It wasn’t even terribly designed. I'm not sure it was even thought through, which is worse. This just goes to show that with experiential design no matter how much effort you put in, if you do one thing poorly it can take the gloss off everything.

It wouldn’t have been too much trouble, even with variable data, to design something inline with the vitality of the existing branding. The very thing that is supposed to certify and validate your achievement, in fact, screams failure. Ironic.

If you're going to do something, do it well. Do it all the way. It’s such a shame to fall at the final hurdle. We shamelessly steal an idea from an advertising guy called Johnny Molson and say to our clients, "Underspending is like buying a ticket halfway to New York. You’ve spent your money, but you’ll never get there".

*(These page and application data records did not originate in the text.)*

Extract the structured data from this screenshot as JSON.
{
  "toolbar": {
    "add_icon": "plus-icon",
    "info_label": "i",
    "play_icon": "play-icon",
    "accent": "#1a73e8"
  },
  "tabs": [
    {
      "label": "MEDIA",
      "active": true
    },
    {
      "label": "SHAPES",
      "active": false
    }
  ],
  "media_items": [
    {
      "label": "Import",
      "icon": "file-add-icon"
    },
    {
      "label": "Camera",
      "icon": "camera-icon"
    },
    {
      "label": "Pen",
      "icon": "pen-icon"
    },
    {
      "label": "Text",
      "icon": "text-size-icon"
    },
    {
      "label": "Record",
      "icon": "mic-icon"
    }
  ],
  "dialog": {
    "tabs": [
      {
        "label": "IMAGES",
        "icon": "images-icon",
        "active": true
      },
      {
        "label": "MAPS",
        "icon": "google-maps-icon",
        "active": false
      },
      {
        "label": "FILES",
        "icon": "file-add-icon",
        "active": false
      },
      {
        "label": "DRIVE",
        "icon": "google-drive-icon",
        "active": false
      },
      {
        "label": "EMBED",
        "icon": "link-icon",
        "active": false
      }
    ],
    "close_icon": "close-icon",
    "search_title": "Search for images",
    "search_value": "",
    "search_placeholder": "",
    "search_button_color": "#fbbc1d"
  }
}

The same goes for underthinking.

If you're frustrated that your creative agency is underthinking, get in touch.


Screenshots and images from

Al Walker